Huntsvillians come in many flavors; transplants, Army brats, retirees, natives and people like me; I’m a sixth-generation native. As you may know, that’s a pretty uncommon story around here.
I’m such an endangered species, I guess you could call me a “Rocket City Platypus”. Come to think of it, I might insist on it. But I digress…
Even though I’ve been around these parts forever, it used to sort of be my job to know such things, and I spend a fair amount of time out enjoying all the things Huntsville has to offer, there is one thing I never quite understood; what’s with all the historical societies?
Great news! I did the homework, so you don’t have to. Here’s the deal.
Their mission statement says, “We promote the preservation of historic sites, buildings, houses and neighborhoods in Huntsville and Madison County, Alabama. From the courthouse square to rural farmhouses, historic places make our community a better place to live, work and play.” This all true. But, they’re also responsible for some fun activities you can enjoy right now.
- These are the folks behind Harrison Brothers Hardware, the oldest continually-operating hardware store in Alabama. Located on the downtown Huntsville courthouse square, it’s a great place for Huntsville souvenirs, local art, vintage toys and housewares.
- Coming soon: They’ve also created the Finding Huntsville: A Kid-Friendly Field Guide to Huntsville’s Historic Architecture activity book for learning more about the art of architecture in our city.
- New this year, they’ve worked with three super-talented local artists to create the Color Me Huntsville coloring book featuring lots of beautiful Huntsville landmarks.
About HMCHS: “The members of the Historical Society are dedicated to preserving the past to enrich the future through local education and preservation. Recently the Society has partnered with UAHuntsville, adding an element of youthful enthusiasm to our history.”
- They meet each quarter at the Huntsville Public Library and always welcome visitors to attend.
- You know those distinctive metal historic markers you see all around the county? The Historical Society does these too! As if they planned it that way, right in time for the Alabama Bicentennial this year, they turned those iconic markers into trails just for me and you! Madison County Marker Challenge
Get out there and learn your local history by visiting the Historical Markers of Madison County!
Their mission: “The Normal Historic District Preservation Association (NHDPA) is a non-profit organization whose mission is to facilitate the preservation and revitalization of Alabama A&M University National Historic District and other historic artifacts of the University. The Normal Historic District is located on the campus of Alabama A&M University in Normal, Alabama. ”

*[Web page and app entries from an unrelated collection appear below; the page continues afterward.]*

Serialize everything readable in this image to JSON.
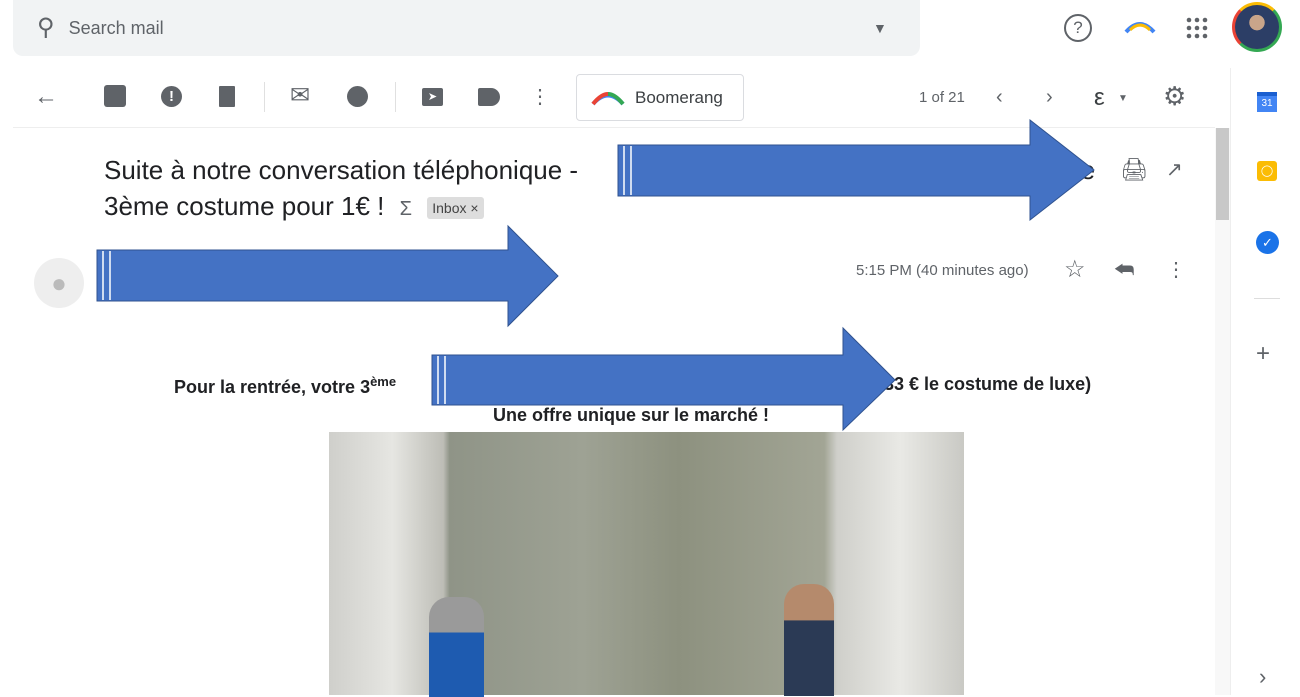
{
  "search": {
    "placeholder": "Search mail"
  },
  "toolbar": {
    "boomerang_label": "Boomerang",
    "pagination": "1 of 21",
    "input_tool": "ε"
  },
  "email": {
    "subject_line1": "Suite à notre conversation téléphonique - ",
    "subject_hidden_tail": "re",
    "subject_line2": "3ème costume pour 1€ !",
    "label": "Inbox",
    "label_remove": "×",
    "time": "5:15 PM (40 minutes ago)",
    "body_line1_start": "Pour la rentrée, votre 3",
    "body_sup": "ème",
    "body_line1_end": "33 € le costume de luxe)",
    "body_line2": "Une offre unique sur le marché !"
  },
  "side_apps": [
    {
      "name": "calendar",
      "text": "31"
    },
    {
      "name": "keep"
    },
    {
      "name": "tasks"
    }
  ],
  "colors": {
    "redaction": "#4472c4",
    "accent": "#1a73e8"
  }
}
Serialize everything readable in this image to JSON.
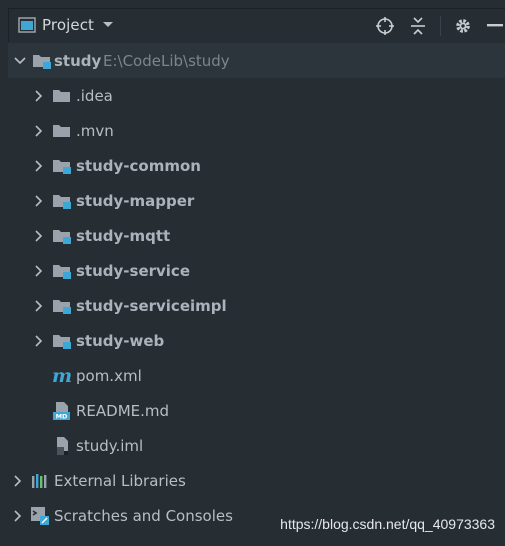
{
  "panel": {
    "title": "Project"
  },
  "tree": {
    "root": {
      "name": "study",
      "path": "E:\\CodeLib\\study"
    },
    "folders": [
      {
        "name": ".idea",
        "module": false
      },
      {
        "name": ".mvn",
        "module": false
      },
      {
        "name": "study-common",
        "module": true
      },
      {
        "name": "study-mapper",
        "module": true
      },
      {
        "name": "study-mqtt",
        "module": true
      },
      {
        "name": "study-service",
        "module": true
      },
      {
        "name": "study-serviceimpl",
        "module": true
      },
      {
        "name": "study-web",
        "module": true
      }
    ],
    "files": [
      {
        "name": "pom.xml",
        "icon": "maven-icon"
      },
      {
        "name": "README.md",
        "icon": "markdown-file-icon"
      },
      {
        "name": "study.iml",
        "icon": "iml-file-icon"
      }
    ],
    "external_libraries": "External Libraries",
    "scratches": "Scratches and Consoles"
  },
  "watermark": "https://blog.csdn.net/qq_40973363",
  "colors": {
    "background": "#262d33",
    "folder": "#9aa3ab",
    "module_badge": "#3fa7d6",
    "text": "#b8bec4"
  }
}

- Keep an eye on this group! They’ve done African-American History Bus Tours and other such events in the past. I hope we see more opportunities like this soon.
Photo Courtesy of NHDPA
What they say: “Established in 1822 when the city of Huntsville purchased two acres of land from Leroy Pope, Maple Hill Cemetery now extends over 76 acres and houses the graves of many historic and political figures. Located in the heart of downtown Huntsville, from Wells Avenue south to McClung Avenue, it includes more than 80,000 graves. More than 1,600 grave markers have been restored to date thanks to your generous donations to the annual Cemetery Stroll and your participation in the Angels of Maple Hill Cemetery.” Maintaining the beauty and legacy of Maple Hill Cemetery is now the charge of the Huntsville Pilgrimage Association.
- I DO NOT have favorite Huntsville events. But the Maple Hill Cemetery Stroll is TOTALLY one of my favorite Huntsville events!! If you’ve never been, you owe yourself an apology. Make it up to yourself this October.
The story: “The City of Huntsville has four locally-designated historic districts – Twickenham, Old Town, Five Points, and Alabama A&M University.” Stay tuned and look for new district additions in the coming years.
“Historic district designation means these neighborhoods are recognized by the National Park Service, the State of Alabama, and the City of Huntsville as being architecturally and/or historically significant to the community. The purpose of the Commission is to ensure these historic districts are preserved for the future.”
- May is Preservation Month and the Commission does a fantastic #ThisPlaceMattersHSV campaign so you can learn the significance of places you pass right by each day. Look for events and announcements about this year’s festivities to kick-off on April 29th.
- Stay tuned, because they’re currently working to finalize some cool panel-discussion events with folks actively preserving sites in our area right now.
Photo Courtesy Huntsville Historic Preservation Commission
We’ve only just scratched the surface of all these valuable organizations do to preserve and improve this home we all hold so dear.
If this little bit of knowledge has piqued your interest at all, there’s no need to sit on the sidelines, they would love to have you join in the fun!
Volunteer, join a board, buy a ticket, bring your friends and I’ll keep an eye out for all my Huntsvillian friends…whatever YOUR story.
- Sixth-generation native Huntsvillian and lover of all things Rocket City, living in constant fear of personal geekery deficits and overall lack of geographical nerd-appropriateness, but valiantly fighting to stay abreast of the latest and perceived coolest assets in North Alabama in order to be allowed to stay at the smart people party. I sometimes travel to cool places, see fancy things and write words about them at Tour Dates Travel .